*** Data under study Section Begins ***

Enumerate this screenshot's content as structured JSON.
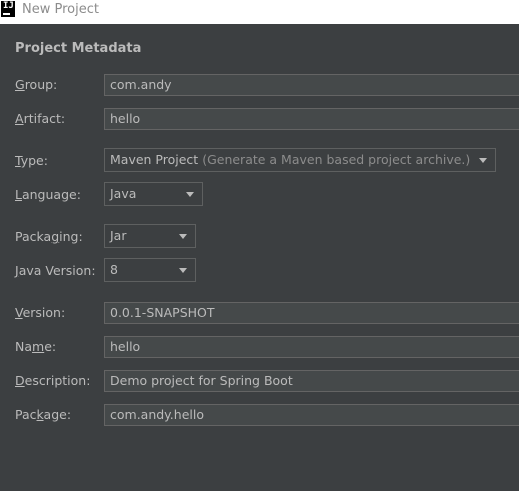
{
  "window": {
    "title": "New Project",
    "icon": "intellij-icon"
  },
  "section": {
    "title": "Project Metadata"
  },
  "fields": {
    "group": {
      "label_pre": "",
      "label_mn": "G",
      "label_post": "roup:",
      "value": "com.andy"
    },
    "artifact": {
      "label_pre": "",
      "label_mn": "A",
      "label_post": "rtifact:",
      "value": "hello"
    },
    "type": {
      "label_pre": "",
      "label_mn": "T",
      "label_post": "ype:",
      "value": "Maven Project",
      "hint": "(Generate a Maven based project archive.)"
    },
    "language": {
      "label_pre": "",
      "label_mn": "L",
      "label_post": "anguage:",
      "value": "Java"
    },
    "packaging": {
      "label_pre": "Packa",
      "label_mn": "g",
      "label_post": "ing:",
      "value": "Jar"
    },
    "java_version": {
      "label_pre": "",
      "label_mn": "J",
      "label_post": "ava Version:",
      "value": "8"
    },
    "version": {
      "label_pre": "",
      "label_mn": "V",
      "label_post": "ersion:",
      "value": "0.0.1-SNAPSHOT"
    },
    "name": {
      "label_pre": "Na",
      "label_mn": "m",
      "label_post": "e:",
      "value": "hello"
    },
    "description": {
      "label_pre": "",
      "label_mn": "D",
      "label_post": "escription:",
      "value": "Demo project for Spring Boot"
    },
    "package": {
      "label_pre": "Pac",
      "label_mn": "k",
      "label_post": "age:",
      "value": "com.andy.hello"
    }
  }
}
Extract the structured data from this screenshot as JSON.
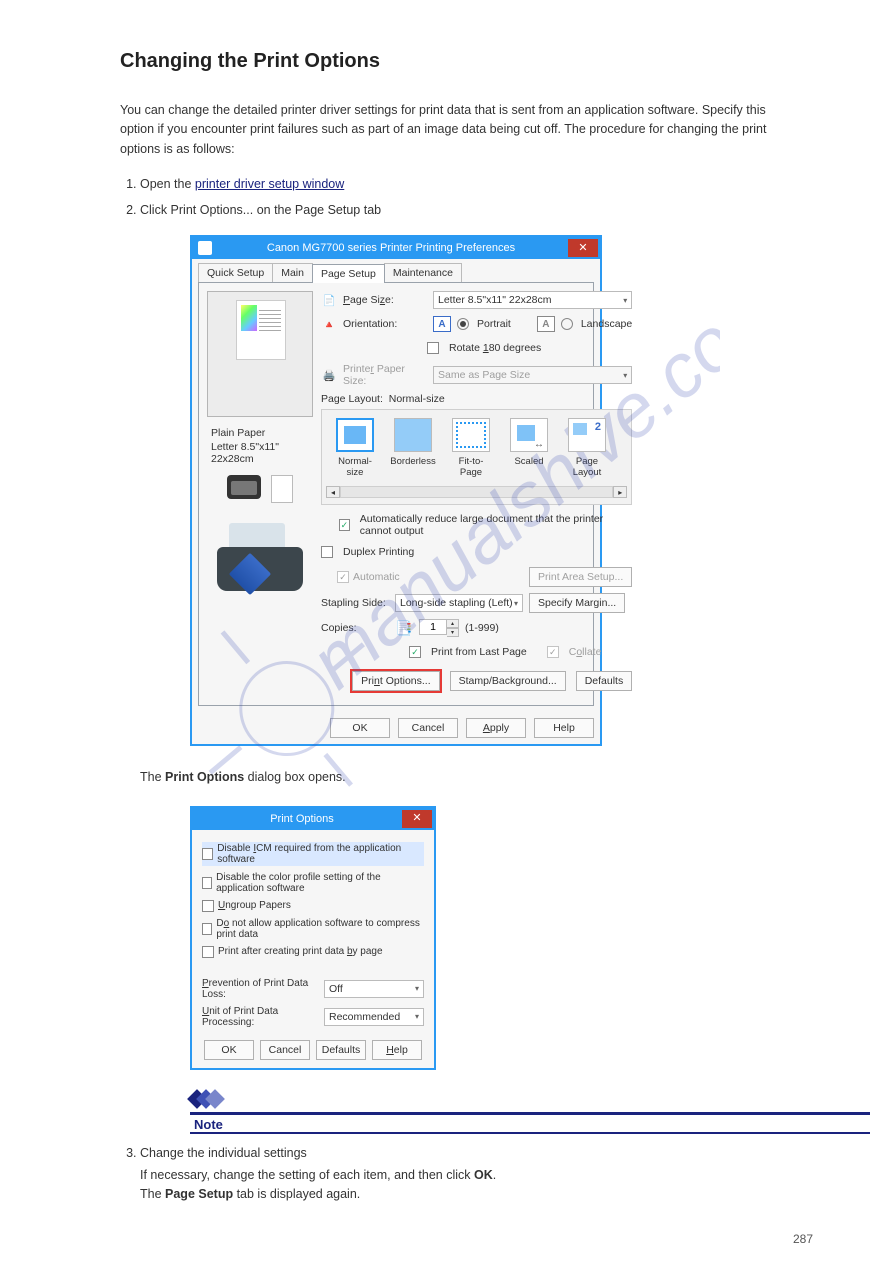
{
  "page": {
    "title": "Changing the Print Options",
    "intro1_pre": "You can change the detailed printer driver settings for print data that is sent from an application software. Specify this option if you encounter print failures such as part of an image data being cut off. The procedure for changing the print options is as follows:",
    "steps": {
      "one": "Open the ",
      "one_link": "printer driver setup window",
      "two_title": "Click Print Options... on the Page Setup tab",
      "two_body": "The Print Options dialog box opens.",
      "three_title": "Change the individual settings",
      "three_body_a": "If necessary, change the setting of each item, and then click ",
      "three_body_b": ".",
      "three_body_c": "The ",
      "three_body_d": " tab is displayed again.",
      "ok_label": "OK",
      "page_setup_label": "Page Setup"
    },
    "note_label": "Note",
    "page_number": "287"
  },
  "dlg1": {
    "title": "Canon MG7700 series Printer Printing Preferences",
    "tabs": [
      "Quick Setup",
      "Main",
      "Page Setup",
      "Maintenance"
    ],
    "preview": {
      "media": "Plain Paper",
      "size": "Letter 8.5\"x11\" 22x28cm"
    },
    "page_size": {
      "label": "Page Size:",
      "value": "Letter 8.5\"x11\" 22x28cm"
    },
    "orientation": {
      "label": "Orientation:",
      "portrait": "Portrait",
      "landscape": "Landscape",
      "rotate": "Rotate 180 degrees"
    },
    "printer_paper_size": {
      "label": "Printer Paper Size:",
      "value": "Same as Page Size"
    },
    "page_layout": {
      "label": "Page Layout:",
      "value": "Normal-size",
      "items": [
        "Normal-size",
        "Borderless",
        "Fit-to-Page",
        "Scaled",
        "Page Layout"
      ]
    },
    "auto_reduce": "Automatically reduce large document that the printer cannot output",
    "duplex": {
      "label": "Duplex Printing",
      "auto": "Automatic",
      "print_area_btn": "Print Area Setup..."
    },
    "stapling": {
      "label": "Stapling Side:",
      "value": "Long-side stapling (Left)",
      "margin_btn": "Specify Margin..."
    },
    "copies": {
      "label": "Copies:",
      "value": "1",
      "range": "(1-999)",
      "from_last": "Print from Last Page",
      "collate": "Collate"
    },
    "buttons": {
      "print_options": "Print Options...",
      "stamp": "Stamp/Background...",
      "defaults": "Defaults"
    },
    "footer": {
      "ok": "OK",
      "cancel": "Cancel",
      "apply": "Apply",
      "help": "Help"
    }
  },
  "dlg2": {
    "title": "Print Options",
    "opts": [
      "Disable ICM required from the application software",
      "Disable the color profile setting of the application software",
      "Ungroup Papers",
      "Do not allow application software to compress print data",
      "Print after creating print data by page"
    ],
    "prev_loss": {
      "label": "Prevention of Print Data Loss:",
      "value": "Off"
    },
    "unit_proc": {
      "label": "Unit of Print Data Processing:",
      "value": "Recommended"
    },
    "footer": {
      "ok": "OK",
      "cancel": "Cancel",
      "defaults": "Defaults",
      "help": "Help"
    }
  }
}
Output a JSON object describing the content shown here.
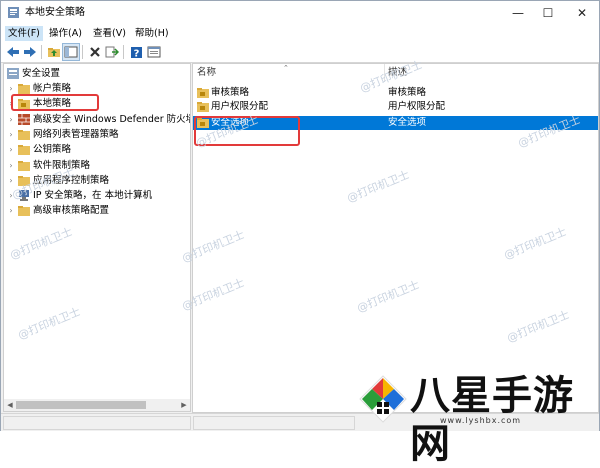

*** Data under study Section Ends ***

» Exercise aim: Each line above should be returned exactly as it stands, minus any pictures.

» Written response:
Enumerate this screenshot's content as structured JSON.
{
  "window": {
    "title": "New Project",
    "icon": "intellij-icon"
  },
  "section": {
    "title": "Project Metadata"
  },
  "fields": {
    "group": {
      "label_pre": "",
      "label_mn": "G",
      "label_post": "roup:",
      "value": "com.andy"
    },
    "artifact": {
      "label_pre": "",
      "label_mn": "A",
      "label_post": "rtifact:",
      "value": "hello"
    },
    "type": {
      "label_pre": "",
      "label_mn": "T",
      "label_post": "ype:",
      "value": "Maven Project",
      "hint": "(Generate a Maven based project archive.)"
    },
    "language": {
      "label_pre": "",
      "label_mn": "L",
      "label_post": "anguage:",
      "value": "Java"
    },
    "packaging": {
      "label_pre": "Packa",
      "label_mn": "g",
      "label_post": "ing:",
      "value": "Jar"
    },
    "java_version": {
      "label_pre": "",
      "label_mn": "J",
      "label_post": "ava Version:",
      "value": "8"
    },
    "version": {
      "label_pre": "",
      "label_mn": "V",
      "label_post": "ersion:",
      "value": "0.0.1-SNAPSHOT"
    },
    "name": {
      "label_pre": "Na",
      "label_mn": "m",
      "label_post": "e:",
      "value": "hello"
    },
    "description": {
      "label_pre": "",
      "label_mn": "D",
      "label_post": "escription:",
      "value": "Demo project for Spring Boot"
    },
    "package": {
      "label_pre": "Pac",
      "label_mn": "k",
      "label_post": "age:",
      "value": "com.andy.hello"
    }
  }
}
Extract the structured data from this screenshot as JSON.
{
  "page": {
    "title": "Changing the Print Options",
    "intro1_pre": "You can change the detailed printer driver settings for print data that is sent from an application software. Specify this option if you encounter print failures such as part of an image data being cut off. The procedure for changing the print options is as follows:",
    "steps": {
      "one": "Open the ",
      "one_link": "printer driver setup window",
      "two_title": "Click Print Options... on the Page Setup tab",
      "two_body": "The Print Options dialog box opens.",
      "three_title": "Change the individual settings",
      "three_body_a": "If necessary, change the setting of each item, and then click ",
      "three_body_b": ".",
      "three_body_c": "The ",
      "three_body_d": " tab is displayed again.",
      "ok_label": "OK",
      "page_setup_label": "Page Setup"
    },
    "note_label": "Note",
    "page_number": "287"
  },
  "dlg1": {
    "title": "Canon MG7700 series Printer Printing Preferences",
    "tabs": [
      "Quick Setup",
      "Main",
      "Page Setup",
      "Maintenance"
    ],
    "preview": {
      "media": "Plain Paper",
      "size": "Letter 8.5\"x11\" 22x28cm"
    },
    "page_size": {
      "label": "Page Size:",
      "value": "Letter 8.5\"x11\" 22x28cm"
    },
    "orientation": {
      "label": "Orientation:",
      "portrait": "Portrait",
      "landscape": "Landscape",
      "rotate": "Rotate 180 degrees"
    },
    "printer_paper_size": {
      "label": "Printer Paper Size:",
      "value": "Same as Page Size"
    },
    "page_layout": {
      "label": "Page Layout:",
      "value": "Normal-size",
      "items": [
        "Normal-size",
        "Borderless",
        "Fit-to-Page",
        "Scaled",
        "Page Layout"
      ]
    },
    "auto_reduce": "Automatically reduce large document that the printer cannot output",
    "duplex": {
      "label": "Duplex Printing",
      "auto": "Automatic",
      "print_area_btn": "Print Area Setup..."
    },
    "stapling": {
      "label": "Stapling Side:",
      "value": "Long-side stapling (Left)",
      "margin_btn": "Specify Margin..."
    },
    "copies": {
      "label": "Copies:",
      "value": "1",
      "range": "(1-999)",
      "from_last": "Print from Last Page",
      "collate": "Collate"
    },
    "buttons": {
      "print_options": "Print Options...",
      "stamp": "Stamp/Background...",
      "defaults": "Defaults"
    },
    "footer": {
      "ok": "OK",
      "cancel": "Cancel",
      "apply": "Apply",
      "help": "Help"
    }
  },
  "dlg2": {
    "title": "Print Options",
    "opts": [
      "Disable ICM required from the application software",
      "Disable the color profile setting of the application software",
      "Ungroup Papers",
      "Do not allow application software to compress print data",
      "Print after creating print data by page"
    ],
    "prev_loss": {
      "label": "Prevention of Print Data Loss:",
      "value": "Off"
    },
    "unit_proc": {
      "label": "Unit of Print Data Processing:",
      "value": "Recommended"
    },
    "footer": {
      "ok": "OK",
      "cancel": "Cancel",
      "defaults": "Defaults",
      "help": "Help"
    }
  }
}
Output a JSON object describing the content shown here.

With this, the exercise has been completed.